Caisse de depot et placement du Québec (CDPQ) cryptocurrency adventure turns into a nightmare after only eight months. Its partner, Celsius Network, is freezing withdrawals and transfers for its 1.7 million clients due to what is seen as a liquidity crunch – raising fears of the worst for its future.
Updated yesterday at 5:10 PM.
“Suspending such activities is an extreme plan to destroy trust in any business,” said Philip Getty, chief cryptocurrency analyst at Rivemont Investissements. “So the situation is very critical.”
Celsius, which was presented as a “global company” by CDPQ no later than last fall, offered $150 million (about 190 million treasures) worth of wool socks in Quebec, causing panic to its customers by citing “extreme conditions”. “The market that has caused the price of crypto assets to crash in recent weeks.
Several questions remained unanswered on Monday, the day after the announcement. In a statement sent to Journalismthe director of Quebec’s pension plans – a minority shareholder in Celsius – confined himself to saying he had been following “this file closely” while defending his partner.
Very active on social networks, the CEO of Celsius, Alex Mashinsky, remained silent. In response to one of the applicants on Saturday on Twitter, he claimed that everything is under control.
“Do you know anyone who has had trouble withdrawing their money from a percentile?” he wrote, about 24 hours of freezing.
The only certainty at the moment: “It will take time” before a solution is found, suggests the company, whose assets may be insufficient to honor the withdrawals its customers want to make and pay interest.
“The next few hours and days will be crucial, but a percentage in its current form […] Perhaps he is already dead and buried,” Mr. Getty thinks.
With the major indicators dropping on Monday, the cryptocurrency market followed the same trend.
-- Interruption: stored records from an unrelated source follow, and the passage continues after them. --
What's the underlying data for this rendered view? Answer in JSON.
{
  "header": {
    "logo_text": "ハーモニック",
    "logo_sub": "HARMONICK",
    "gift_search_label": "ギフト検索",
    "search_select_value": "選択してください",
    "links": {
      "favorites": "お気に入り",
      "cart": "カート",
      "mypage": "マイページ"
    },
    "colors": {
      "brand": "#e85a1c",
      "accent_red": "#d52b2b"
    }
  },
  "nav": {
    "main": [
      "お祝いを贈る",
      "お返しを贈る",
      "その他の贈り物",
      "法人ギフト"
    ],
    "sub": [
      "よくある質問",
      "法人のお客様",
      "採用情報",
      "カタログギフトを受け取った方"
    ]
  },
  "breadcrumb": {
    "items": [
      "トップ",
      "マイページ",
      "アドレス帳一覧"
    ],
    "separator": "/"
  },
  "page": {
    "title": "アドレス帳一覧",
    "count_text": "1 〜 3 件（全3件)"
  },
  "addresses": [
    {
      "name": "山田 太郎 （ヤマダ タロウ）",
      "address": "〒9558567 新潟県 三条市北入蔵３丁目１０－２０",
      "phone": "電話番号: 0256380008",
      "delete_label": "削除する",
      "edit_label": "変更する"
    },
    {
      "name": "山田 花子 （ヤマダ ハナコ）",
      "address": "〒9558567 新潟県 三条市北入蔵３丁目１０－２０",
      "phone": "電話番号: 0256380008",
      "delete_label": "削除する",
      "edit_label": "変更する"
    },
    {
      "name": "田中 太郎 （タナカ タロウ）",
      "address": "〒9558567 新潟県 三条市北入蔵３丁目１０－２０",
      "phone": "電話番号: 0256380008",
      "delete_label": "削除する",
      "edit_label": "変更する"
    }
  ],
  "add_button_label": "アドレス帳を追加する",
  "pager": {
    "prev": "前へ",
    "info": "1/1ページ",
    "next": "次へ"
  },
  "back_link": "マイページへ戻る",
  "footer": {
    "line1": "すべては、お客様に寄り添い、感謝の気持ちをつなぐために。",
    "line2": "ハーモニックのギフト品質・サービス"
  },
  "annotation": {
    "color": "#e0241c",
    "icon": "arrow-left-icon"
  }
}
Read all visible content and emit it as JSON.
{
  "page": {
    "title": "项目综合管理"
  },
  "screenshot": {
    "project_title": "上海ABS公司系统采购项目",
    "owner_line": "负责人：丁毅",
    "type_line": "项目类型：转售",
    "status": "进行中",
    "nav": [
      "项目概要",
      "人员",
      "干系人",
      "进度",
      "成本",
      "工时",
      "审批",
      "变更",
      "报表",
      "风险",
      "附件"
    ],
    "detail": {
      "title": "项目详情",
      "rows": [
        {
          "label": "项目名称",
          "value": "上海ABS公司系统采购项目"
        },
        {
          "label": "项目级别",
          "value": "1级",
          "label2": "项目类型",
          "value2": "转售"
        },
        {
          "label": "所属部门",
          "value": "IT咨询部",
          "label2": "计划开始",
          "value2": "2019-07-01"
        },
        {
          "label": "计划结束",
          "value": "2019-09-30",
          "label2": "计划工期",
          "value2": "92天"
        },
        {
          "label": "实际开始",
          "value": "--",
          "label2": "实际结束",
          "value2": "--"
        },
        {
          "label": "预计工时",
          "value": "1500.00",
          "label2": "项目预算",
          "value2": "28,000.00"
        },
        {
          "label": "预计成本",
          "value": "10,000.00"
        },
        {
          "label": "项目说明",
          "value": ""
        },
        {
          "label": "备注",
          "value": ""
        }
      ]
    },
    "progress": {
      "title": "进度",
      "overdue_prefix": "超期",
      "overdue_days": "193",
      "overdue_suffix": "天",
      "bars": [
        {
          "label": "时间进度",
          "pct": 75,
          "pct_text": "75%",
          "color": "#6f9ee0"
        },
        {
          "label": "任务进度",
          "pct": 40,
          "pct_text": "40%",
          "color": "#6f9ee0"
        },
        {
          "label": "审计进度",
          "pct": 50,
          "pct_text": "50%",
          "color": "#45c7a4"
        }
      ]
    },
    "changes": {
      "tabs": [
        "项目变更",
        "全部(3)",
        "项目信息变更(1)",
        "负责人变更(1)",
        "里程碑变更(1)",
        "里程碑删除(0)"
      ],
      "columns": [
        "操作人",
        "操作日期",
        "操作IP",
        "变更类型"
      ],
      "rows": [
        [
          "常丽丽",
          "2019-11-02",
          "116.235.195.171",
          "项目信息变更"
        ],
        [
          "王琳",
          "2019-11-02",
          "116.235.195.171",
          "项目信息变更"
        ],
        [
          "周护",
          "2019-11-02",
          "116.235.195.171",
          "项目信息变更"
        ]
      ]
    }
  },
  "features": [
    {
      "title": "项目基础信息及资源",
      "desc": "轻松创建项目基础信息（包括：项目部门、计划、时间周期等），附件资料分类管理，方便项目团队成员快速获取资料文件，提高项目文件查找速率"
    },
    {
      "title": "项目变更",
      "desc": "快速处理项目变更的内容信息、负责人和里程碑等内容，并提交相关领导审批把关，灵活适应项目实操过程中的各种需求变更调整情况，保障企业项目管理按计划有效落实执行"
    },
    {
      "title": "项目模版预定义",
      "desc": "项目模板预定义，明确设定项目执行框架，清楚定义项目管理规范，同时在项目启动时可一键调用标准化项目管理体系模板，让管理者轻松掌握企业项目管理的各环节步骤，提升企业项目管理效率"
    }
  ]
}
Bitcoin, the most used cryptocurrency, was trading at the end of the afternoon at $23,255, down 12.4%.
Crypto banks like Celsius are inspired by the traditional banking model. They collect cryptocurrency deposits such as bitcoin and provide depositors with loans and interest, often above 10%.
The problem is that these new players are unregulated and nothing protects depositors’ money. In addition, they are not subject to a minimum amount of capital in their reserves, unlike traditional financial institutions.
Like other platforms, Celsius has found itself under the watch of US regulators by rewarding depositors with its own virtual currency (CEL). According to the Stock Exchange Police, this practice constitutes an offer of unregistered securities which is against the rules.
Professor of Finance and Cryptocurrency Analyst at ESG UQAM, Alexander F. Roche believes that “it will definitely be necessary to review” the Celsius model.
“A bank is no longer able to meet its liquidity demands and has to stop everything overnight, and this undermines its credibility, that’s for sure,” he said. It also undermines investor confidence. It is sending a very bad signal to the market. Investors will wait for a percentage to allow them to withdraw their crypto assets and when that happens, everyone will withdraw their money and the percentage could collapse. »
Martin Lalonde, portfolio manager at Rivemont, considers the crypto sector to be promising. He understands Caisse’s interests. Given the turn of events, one thing is clear.
“What we can say is that they didn’t bet on the right colt when they left,” says Mr. Lalonde.
It wasn’t possible to speak to Alexandre Sennett, Caisse’s senior vice president and chief technology officer, who praised Celsius’ merits last October when announcing the investment. CDPQ also failed to explain the due diligence process that led him to bet millions on a company whose existence became uncertain eight months later.
“Celsius is working proactively to meet its obligations to its customers and has fulfilled its obligations to its customers thus far,” foundation spokeswoman Kate Monfit said by email.
According to Mr. Lalonde, Caisse may have underestimated regulatory risk because the percentage score was like a bank.
- 12 billion
- In May, Celsius’ assets were estimated at $11.8 billion, according to its website. This is more than half lower than last October’s level.
Sources: CELSIUS AND CDPQ
- 3 billion
- This was the value given to Celsius Network last fall.